In the 21st century South Africa celebrates twenty-two years of democracy in the year 2016. Like most young adults, our nation is at a stage where we are trying to find our identity. This has been a particularly tumultuous process for our nation, most evident by the increased level of racially motivated attacks across social media. The side effects of South Africa’s transformation into adulthood have even permeated through the cracks in the elite boy’s private schools gate, and burst our perfect “Bubble”. The question we need to ask is “How did we arrive here?”
In the case of South Africa it may be easy for us to point to our leaders and say that “It is all their fault for being so corrupt”. While it is a valid statement that some of the individuals that have been elected to lead our country have not shown integrity or honour in their actions, that they have continuously hurt and disappointed us. While it is true that these self-named “Saviours of the People” constantly endanger us by their poor decision making, and that they have broken many promises and even more hearts. Would it be justifiable to say that all our problems will be fixed if all those people, who have wronged us as a nation, were removed? Will the removal of Zuma from office suddenly create jobs for the millions of unemployed people? Will voting a new political party into power fix the racist mind-set of the people in the country? The real issue here is that South Africans are reluctant to take responsibility for the role that we have played in the deterioration of our country.
Similarly the schools community refuses to accept the fact that we have allowed seemingly “minor” acts of racism to go unpunished. It is due to this leniency that the perpetrators of these “minor” acts have seen their behaviour as acceptable and have continuously kept pushing the boundaries, and now we find ourselves with a huge problem on our hands and fail to realise that we are responsible for creating it. This problem is not one that sprang out of nowhere, it has been brewing under the badge of the blue blazer and all it took for it to bubble over was a simple image of “Alexander Township” sent out across social media with a single caption “Afs”. The motivation behind this image may not be very clear, but the reaction it received was akin to the response to the Penny Sparrow Facebook post, though on a much smaller scale. However awful this image may be, is a mere symptom of a much larger disease encompassed within this beautiful evergreen campus.
It follows that the only reasonable explanation for this sudden bombardment of racially charged slander, and the subsequent uproar from the “PC Police” is a result of the ignorance of the people of this school and this country.

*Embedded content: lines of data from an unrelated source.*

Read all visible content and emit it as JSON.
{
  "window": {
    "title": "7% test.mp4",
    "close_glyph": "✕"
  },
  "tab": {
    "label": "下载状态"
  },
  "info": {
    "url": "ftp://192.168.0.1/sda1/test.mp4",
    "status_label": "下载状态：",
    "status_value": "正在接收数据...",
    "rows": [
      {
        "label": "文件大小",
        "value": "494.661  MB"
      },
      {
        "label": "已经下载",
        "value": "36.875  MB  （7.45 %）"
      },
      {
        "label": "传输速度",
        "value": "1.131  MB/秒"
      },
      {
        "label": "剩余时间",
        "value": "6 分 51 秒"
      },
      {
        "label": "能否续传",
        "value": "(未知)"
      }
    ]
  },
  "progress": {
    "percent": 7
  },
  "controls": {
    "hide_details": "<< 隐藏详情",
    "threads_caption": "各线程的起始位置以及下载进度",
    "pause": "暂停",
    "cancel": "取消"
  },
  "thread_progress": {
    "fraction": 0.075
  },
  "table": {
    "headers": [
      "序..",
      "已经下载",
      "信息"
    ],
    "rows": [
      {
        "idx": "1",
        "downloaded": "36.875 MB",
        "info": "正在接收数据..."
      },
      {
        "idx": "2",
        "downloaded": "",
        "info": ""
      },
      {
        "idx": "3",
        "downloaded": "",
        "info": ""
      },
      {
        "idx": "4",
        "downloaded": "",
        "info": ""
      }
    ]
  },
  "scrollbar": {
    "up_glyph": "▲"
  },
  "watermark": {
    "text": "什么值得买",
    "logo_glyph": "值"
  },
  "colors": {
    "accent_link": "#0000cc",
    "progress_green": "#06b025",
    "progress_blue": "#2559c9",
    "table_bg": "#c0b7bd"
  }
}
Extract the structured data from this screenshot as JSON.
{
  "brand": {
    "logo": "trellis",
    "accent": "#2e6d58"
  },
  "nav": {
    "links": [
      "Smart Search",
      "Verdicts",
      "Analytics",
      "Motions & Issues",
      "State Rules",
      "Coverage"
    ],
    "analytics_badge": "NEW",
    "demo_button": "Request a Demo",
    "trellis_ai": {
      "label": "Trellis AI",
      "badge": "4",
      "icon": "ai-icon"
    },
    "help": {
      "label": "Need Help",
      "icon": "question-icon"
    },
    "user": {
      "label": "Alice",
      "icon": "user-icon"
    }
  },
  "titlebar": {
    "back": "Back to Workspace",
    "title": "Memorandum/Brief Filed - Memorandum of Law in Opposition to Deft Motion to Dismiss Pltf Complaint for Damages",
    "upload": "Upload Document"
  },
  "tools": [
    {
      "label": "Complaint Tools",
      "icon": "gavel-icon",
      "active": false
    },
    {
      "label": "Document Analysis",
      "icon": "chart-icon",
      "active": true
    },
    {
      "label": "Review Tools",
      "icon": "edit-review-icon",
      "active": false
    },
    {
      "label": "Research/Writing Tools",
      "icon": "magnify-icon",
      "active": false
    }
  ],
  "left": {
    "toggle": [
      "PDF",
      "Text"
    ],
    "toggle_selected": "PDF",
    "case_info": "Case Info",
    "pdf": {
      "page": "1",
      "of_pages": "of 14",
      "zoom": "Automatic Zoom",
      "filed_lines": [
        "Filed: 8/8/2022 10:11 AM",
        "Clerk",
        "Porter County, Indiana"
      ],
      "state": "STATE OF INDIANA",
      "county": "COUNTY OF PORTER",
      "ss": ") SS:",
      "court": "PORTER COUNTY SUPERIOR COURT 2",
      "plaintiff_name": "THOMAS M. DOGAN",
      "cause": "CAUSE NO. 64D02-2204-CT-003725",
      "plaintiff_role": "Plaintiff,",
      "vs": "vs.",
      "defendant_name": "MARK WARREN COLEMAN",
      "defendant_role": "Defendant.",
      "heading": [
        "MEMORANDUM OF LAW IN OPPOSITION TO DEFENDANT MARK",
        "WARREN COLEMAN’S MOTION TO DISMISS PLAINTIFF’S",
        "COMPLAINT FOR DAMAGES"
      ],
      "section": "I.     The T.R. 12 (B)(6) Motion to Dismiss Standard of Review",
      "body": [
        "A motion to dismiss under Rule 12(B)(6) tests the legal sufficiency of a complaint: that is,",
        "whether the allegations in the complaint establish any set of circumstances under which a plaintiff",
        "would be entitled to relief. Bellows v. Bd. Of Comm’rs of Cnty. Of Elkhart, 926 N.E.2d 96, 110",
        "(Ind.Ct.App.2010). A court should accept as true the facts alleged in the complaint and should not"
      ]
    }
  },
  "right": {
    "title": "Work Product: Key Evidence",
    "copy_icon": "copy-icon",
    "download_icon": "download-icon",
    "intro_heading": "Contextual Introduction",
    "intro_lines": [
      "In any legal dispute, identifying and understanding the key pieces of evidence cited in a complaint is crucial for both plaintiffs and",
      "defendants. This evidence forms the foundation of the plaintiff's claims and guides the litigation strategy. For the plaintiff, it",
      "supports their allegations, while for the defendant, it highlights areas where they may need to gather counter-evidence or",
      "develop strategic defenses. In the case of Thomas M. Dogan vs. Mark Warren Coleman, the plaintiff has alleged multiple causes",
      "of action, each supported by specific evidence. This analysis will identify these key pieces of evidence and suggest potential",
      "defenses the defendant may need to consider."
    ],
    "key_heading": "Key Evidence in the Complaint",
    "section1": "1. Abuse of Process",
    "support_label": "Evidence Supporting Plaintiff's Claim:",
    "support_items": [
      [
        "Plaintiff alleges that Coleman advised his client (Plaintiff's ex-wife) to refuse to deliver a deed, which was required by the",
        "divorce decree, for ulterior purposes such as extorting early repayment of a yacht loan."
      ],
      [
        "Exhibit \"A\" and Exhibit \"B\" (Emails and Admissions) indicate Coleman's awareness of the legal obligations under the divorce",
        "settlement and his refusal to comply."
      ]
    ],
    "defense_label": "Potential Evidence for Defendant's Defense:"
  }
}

It is an ignorance not to the presence of the problem, but an ignorance to there being another perspective to the situation, with a completely different set of opinions and consequences. We are all under the illusion of our side being the only side, and it is because of this apathy for the other side that we have not found a feasible solution to this problem. It is this apathy for the other side that will ensure that the fires will continue to burn across the entire nation.
It is apparent that the lack of system restructuring from the old oppressive regime to the new democratic one, is the reason we are experiencing such major issues at this stage in our democracy. There were confessions, yet, there was no atonement for the wrongs committed. We were told to be a Rainbow Nation, but we were never taught how to be the Rainbow Nation.
Thus it can be concluded that the solution to all this turmoil is for the people to be educated. Let the people be educated about the effects the past has had on us today. Above all, let the people be educated about the struggles of the people. Show the people the other point view and then they will be able to understand, empathise, and heal.
Ntokozo Siyabonga Zwane